A Beginner’s Guide to “Fedspeak”
Do you speak the language of the Federal Reserve? Known on Wall Street as “Fedspeak,” this vocabulary can hold the key to your investment moves.
Knowing what to look for in the statement released by the U.S. central bank following each of its official meetings can help you understand the market’s reaction to a release and to make smart bets if you think the market move is overdone.
In the late 1990’s American economist Alan Blinder called Fedspeak “a turgid dialect of English.”
Turgid, defined as bombastic or tediously pompous, is precisely how Fed governors used to speak. In the earlier part of the century, Federal Reserve Board chairpersons purposely provided vague and ambiguous statements regarding monetary policy.
The idea was that if investors were not entirely clear about the direction of interest rates, they might not overreact with large buy or sell orders. Fedspeak once was called “Greenspeak,” named after the highly influential Fed Chair Alan Greenspan, who presided over the Fed from 1987 to 2006. Greenspan was famously turgid in this pronouncements.
But beginning in 2004 with Fed Chair Ben Bernake, Fedspeak took on a new dialect. He ushered in a less opaque style of communication. In 2014, this new direct and clear manner of communication was renamed Fedspeak 3.0 and was used extensively by Chair Janet Yellen.
Current Fed Chair Jerome (“Jay”) Powell simplified the language even more. His recent remarks from the Fed’s December meeting used simple language instead of wordy monetary jargon.
In 2011, to provide further clues into the Federal Reserve’s thought process, Fed members developed the Dot Plot, a histogram that shows the projections of each of the Fed’s 16 members for the level of future interest rates. The Dot Plot is updated after each meeting; below is the latest version.
The Powell Panic
This abundance of information makes the market’s dramatic decline last Wednesday following the Fed’s meeting all the more surprising. Most investors anticipated the decision this past week to increase the federal funds rate by a quarter of a percentage point, to a range of 2.25% to 2.50 %. That change went according to plan.
However, it was Jay Powell’s commentary that inspired some to hit the sell button.
Despite the Fed never indicating that it would halt or pause interest rate increases, the 20% decline in the market since early October and the slowing of several global economies led some to believe that it would change its course and indicate a suspension of further hikes.

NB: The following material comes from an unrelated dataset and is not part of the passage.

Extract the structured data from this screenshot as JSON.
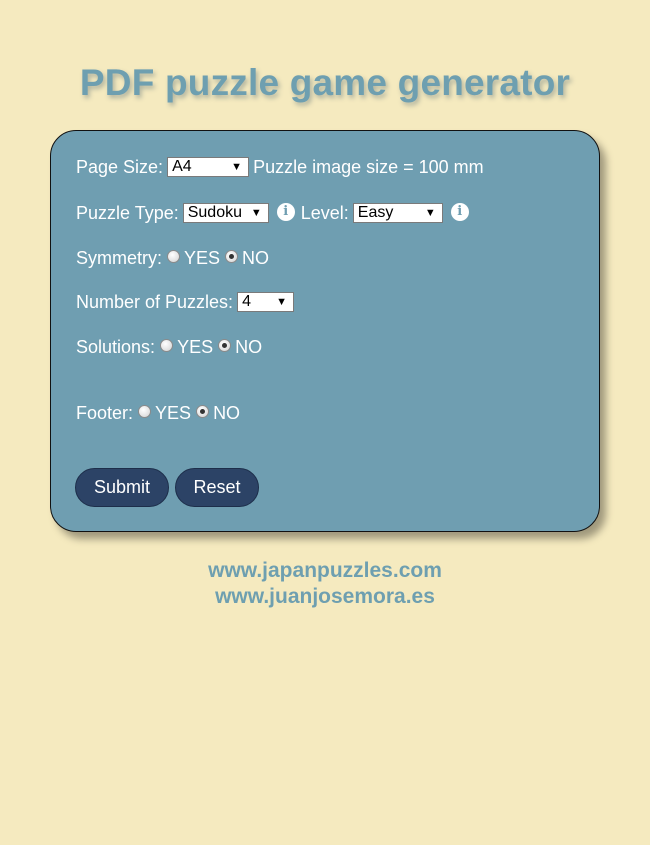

Instead, Mr. Powell said it is more likely that the Fed will issue two rate hikes instead of the prior expectation of three. This had the same effect as finding one, not two pieces of coal in your stocking instead of candy.
Over the past two years, the Dot Plot suggested increasing rates. Fiscal stimulus in China, a resumption of growth in Europe and the slow but steady improvement in the domestic employment market suggested higher rates would be necessary to cap inflation.
Jay Powell noted last Wednesday that the rate increases effected this year were “anticipated in the median projection a year ago…because the fiscal stimulus adopted near the start of the year was larger and more front-end-loaded than most had anticipated.”
Of course, as with most prognosticating entities, the Fed reserves the right to change its mind based on any unanticipated squiggle in economic indicators. Prior growth forecasts likely did not incorporate the effects of tariffs, Brexit flip-flopping, and consumer push-back on social media advertisers.
Each one of these extraordinary events is independent of the traditional economic cycle but can potentially throw a wrench into the global economy. As you build a 2019 forecast, it’s worth interpreting the Fed’s language.
Indeed, as they formulate their best picks, my colleagues at the Investing Daily Wealth Society are weaving higher rates into their forecasts for the market. The good news: they boast a proven track record of getting ahead of the curve and making money for their followers, regardless of Fed policy gyrations.